[Arthroscopic meniscectomy: does it make sense in patients older than 45?]

Ned Tijdschr Geneeskd. 2013;157(3):A6865.
[Article in Dutch]


Meniscus surgery is the most commonly performed surgical procedure in orthopaedics. Almost two-thirds of the patients are over 45 years old. It is not known, however, whether a torn meniscus in older patients is the primary cause of knee pain, or whether the pain is caused by an ongoing degenerative process. Until 2013, there were hardly any studies comparing the efficacy of meniscus surgery with that of a non-surgical approach in this group of patients. This has recently changed with the publication of two randomized controlled studies comparing arthroscopic meniscectomy with conservative therapy. The studies showed that meniscectomy had no added value to physical therapy.
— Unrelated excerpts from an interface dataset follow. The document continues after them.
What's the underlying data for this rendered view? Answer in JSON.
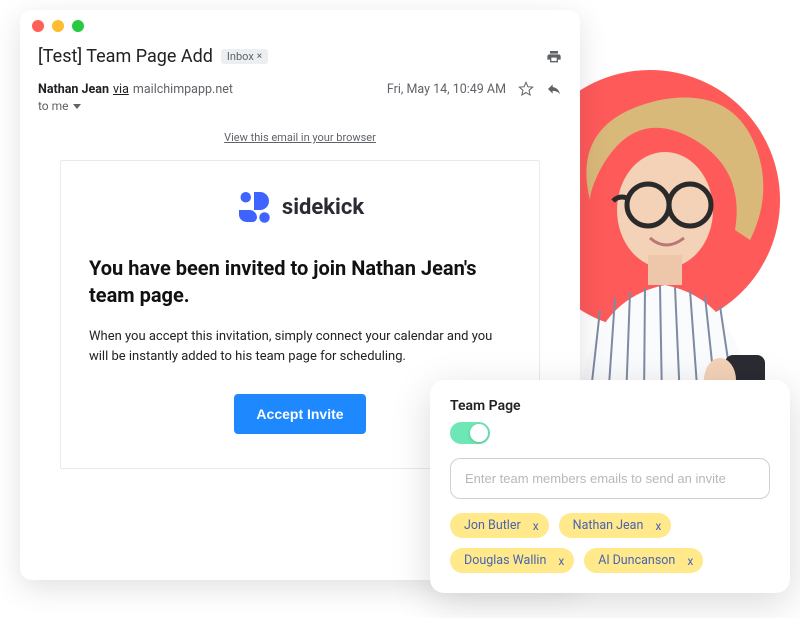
{
  "email": {
    "subject": "[Test] Team Page Add",
    "inbox_badge": "Inbox",
    "from_name": "Nathan Jean",
    "via_word": "via",
    "from_domain": "mailchimpapp.net",
    "timestamp": "Fri, May 14, 10:49 AM",
    "to_line": "to me",
    "view_in_browser": "View this email in your browser",
    "brand_name": "sidekick",
    "invite_heading": "You have been invited to join Nathan Jean's team page.",
    "invite_desc": "When you accept this invitation, simply connect your calendar and you will be instantly added to his team page for scheduling.",
    "accept_label": "Accept Invite"
  },
  "team_card": {
    "title": "Team Page",
    "placeholder": "Enter team members emails to send an invite",
    "chips": [
      "Jon Butler",
      "Nathan Jean",
      "Douglas Wallin",
      "Al Duncanson"
    ]
  }
}
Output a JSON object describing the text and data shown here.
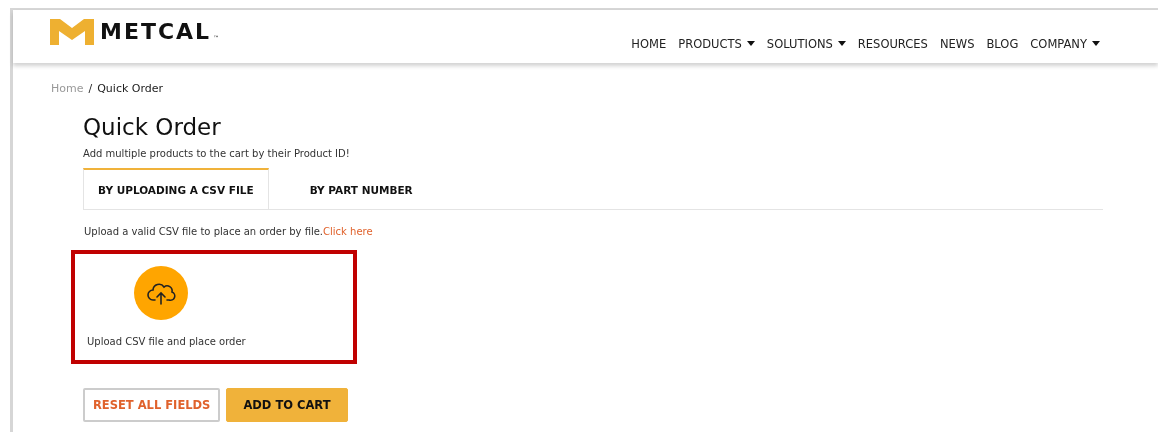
{
  "logo": {
    "text": "METCAL",
    "mark": "™"
  },
  "nav": [
    {
      "label": "HOME",
      "dropdown": false
    },
    {
      "label": "PRODUCTS",
      "dropdown": true
    },
    {
      "label": "SOLUTIONS",
      "dropdown": true
    },
    {
      "label": "RESOURCES",
      "dropdown": false
    },
    {
      "label": "NEWS",
      "dropdown": false
    },
    {
      "label": "BLOG",
      "dropdown": false
    },
    {
      "label": "COMPANY",
      "dropdown": true
    }
  ],
  "breadcrumb": {
    "links": [
      "Home"
    ],
    "separator": "/",
    "current": "Quick Order"
  },
  "title": "Quick Order",
  "subtitle": "Add multiple products to the cart by their Product ID!",
  "tabs": [
    {
      "label": "BY UPLOADING A CSV FILE",
      "selected": true
    },
    {
      "label": "BY PART NUMBER",
      "selected": false
    }
  ],
  "upload_hint": {
    "text": "Upload a valid CSV file to place an order by file.",
    "link": "Click here"
  },
  "upload": {
    "caption": "Upload CSV file and place order",
    "highlighted": true
  },
  "buttons": [
    {
      "label": "RESET ALL FIELDS",
      "kind": "outline"
    },
    {
      "label": "ADD TO CART",
      "kind": "primary"
    }
  ]
}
This commentary briefly discusses these studies and discloses the lack of current knowledge on the aspect of cost-effectiveness of these treatments.

Publication types

  • Comparative Study

MeSH terms

  • Age Factors
  • Arthroscopy / economics
  • Arthroscopy / methods*
  • Cost-Benefit Analysis
  • Humans
  • Knee Injuries / surgery
  • Knee Injuries / therapy*
  • Menisci, Tibial / surgery
  • Middle Aged
  • Pain / etiology
  • Pain / surgery
  • Physical Therapy Modalities* / economics
  • Tibial Meniscus Injuries*
  • Treatment Outcome